Thanks to the new tax code, it's even tougher.
In previous years, the pain of alimony stemmed in large part from each state having its own set of rules. These determined how much alimony payments should be and when such payments should end.
"There's not really a cohesive rationale for alimony," said Mary Kay Kisthardt, a professor of law at the University of Missouri-Kansas City School of Law. "In any given state, we're not sure what we're trying to do."
For the last 75 years, however, one rule was clear: Alimony was deductible for the payer, and the recipient paid income tax on it.
The new code delivers a disruption to those who work in divorce — and those who go through it, experts say, by upending this constant in a highly subjective legal arena. Under the Tax Cuts and Jobs Act, in all divorces after Dec. 31, 2018, alimony will no longer be deductible for the payer, and taxes don't need to be paid on it by the recipient.
Lawyers are scrambling to understand and react.
Justin Reckers, a certified divorce financial analyst in California, said judges and lawyers in the state use a certain software to calculate alimony. That system is now unusable.
"Those guidelines rely heavily on the tax codes," Reckers said.
As a result, he predicts that divorces may become messier. Offering tax relief to alimony payers, he said, often helps to move the negotiations along.
"It's a lost tool for the purpose of settling cases outside of the court system," he said. "You might see more cases go to court now."
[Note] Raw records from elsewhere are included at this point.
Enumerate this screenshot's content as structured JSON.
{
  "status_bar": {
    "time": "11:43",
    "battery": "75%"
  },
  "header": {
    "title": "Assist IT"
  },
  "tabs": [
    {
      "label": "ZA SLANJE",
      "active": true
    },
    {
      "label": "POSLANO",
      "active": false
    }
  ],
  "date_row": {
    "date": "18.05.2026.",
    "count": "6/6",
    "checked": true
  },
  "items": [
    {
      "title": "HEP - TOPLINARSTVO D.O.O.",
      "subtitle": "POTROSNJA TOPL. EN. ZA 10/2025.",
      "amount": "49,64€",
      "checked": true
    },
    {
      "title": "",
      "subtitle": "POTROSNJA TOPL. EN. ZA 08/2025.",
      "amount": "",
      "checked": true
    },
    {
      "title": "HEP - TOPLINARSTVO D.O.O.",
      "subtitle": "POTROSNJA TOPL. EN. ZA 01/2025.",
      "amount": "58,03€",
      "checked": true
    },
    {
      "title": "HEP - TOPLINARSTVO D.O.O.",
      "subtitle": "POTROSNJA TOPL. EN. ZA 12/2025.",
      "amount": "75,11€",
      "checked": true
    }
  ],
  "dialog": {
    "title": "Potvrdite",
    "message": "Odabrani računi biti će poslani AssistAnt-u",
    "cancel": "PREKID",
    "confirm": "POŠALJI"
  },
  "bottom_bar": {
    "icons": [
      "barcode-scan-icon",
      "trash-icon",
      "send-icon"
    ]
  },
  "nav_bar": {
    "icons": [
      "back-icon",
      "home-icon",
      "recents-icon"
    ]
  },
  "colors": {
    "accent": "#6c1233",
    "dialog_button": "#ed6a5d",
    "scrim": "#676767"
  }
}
Tom Leustek, founder of advocacy group New Jersey Alimony Reform, said he was shocked by the change. Soon after the legislation passed, he wrote a report on its potential impact, and sent it to the office of New Jersey Governor-elect Phil Murphy.
"The two households created by a divorce simply cannot function as cheaply as the single household of an intact family," it reads. "The present tax structure that helps ameliorate those burdens has now been eliminated."
Under the old code, a household's income received tax relief through divorce because the higher-paid earner (typically, with the bigger tax bill), is transferring income to the lower-paid spouse, (who often has a less burdensome tax rate).
Some people might be less able to afford divorce now, said Ken Neumann, director of the Center for Mediation and Training in New York City.
Such couples, he said, could reason: "We can't afford to get divorced without that tax benefit, so we're going to stay together, and I don't mean happily."
Neumann said he'd been receiving calls from confused mediators.
"They're asking, 'What's going to happen? Are we going to negotiate differently?' We don't know what the law is," he said.
Uncertainty about the new laws is already causing problems.
Reckers said alimony recipients have been calling, asking if they should modify their existing alimony agreements to adhere to the new tax code — so they don't have to pay taxes on it anymore. He warned them: don't see this as a windfall.
For one, experts say it's still unclear if existing alimony agreements modified in 2019 would be subject to the new rules. Regardless, the changes are likely to bring in less money for the recipient, because the payer will "have less money from which to pay" without the deduction.
Neumann provided a hypothetical example. A man who earns $500,000 a year and is in the top tax bracket is paying his wife $100,000 a year in alimony — but it only costs him roughly $50,000, after the tax break. The ex-wife receives the $100,000, but is left with $75,000 after taxes.
Now, Neumann said he could see many cases where the ex-husband will argue that he can only afford $50,000, and the ex-wife would be left with $50,000 a year — or $25,000 less.
(The majority of alimony payments are made by men, although the percentage by women has been growing).
"On the face, it looks like [the new law] will benefit women," Neumann said. "[But] she's going to take the biggest hit."
In addition to receiving less money, the alimony recipient may also have a harder time contributing to a retirement account, since those contributions often have to be from taxed income.
"Now that will not be money she could put in an IRA," said Madeline Marzano-Lesnevich, president of the American Academy of Matrimonial Lawyers.
Many couples will be rushing to get their divorces finalized in 2018, to avoid the new tax issues, said Heidi Webb, an attorney and the founder of Consilium Divorce Consultations in Lincoln, Massachusetts.
"A lot of questions have been raised," Webb said. "You used to be able to give people some idea. Now, we don't really know."
"People are already so vulnerable during divorce," she said. "This is exacerbating all of that."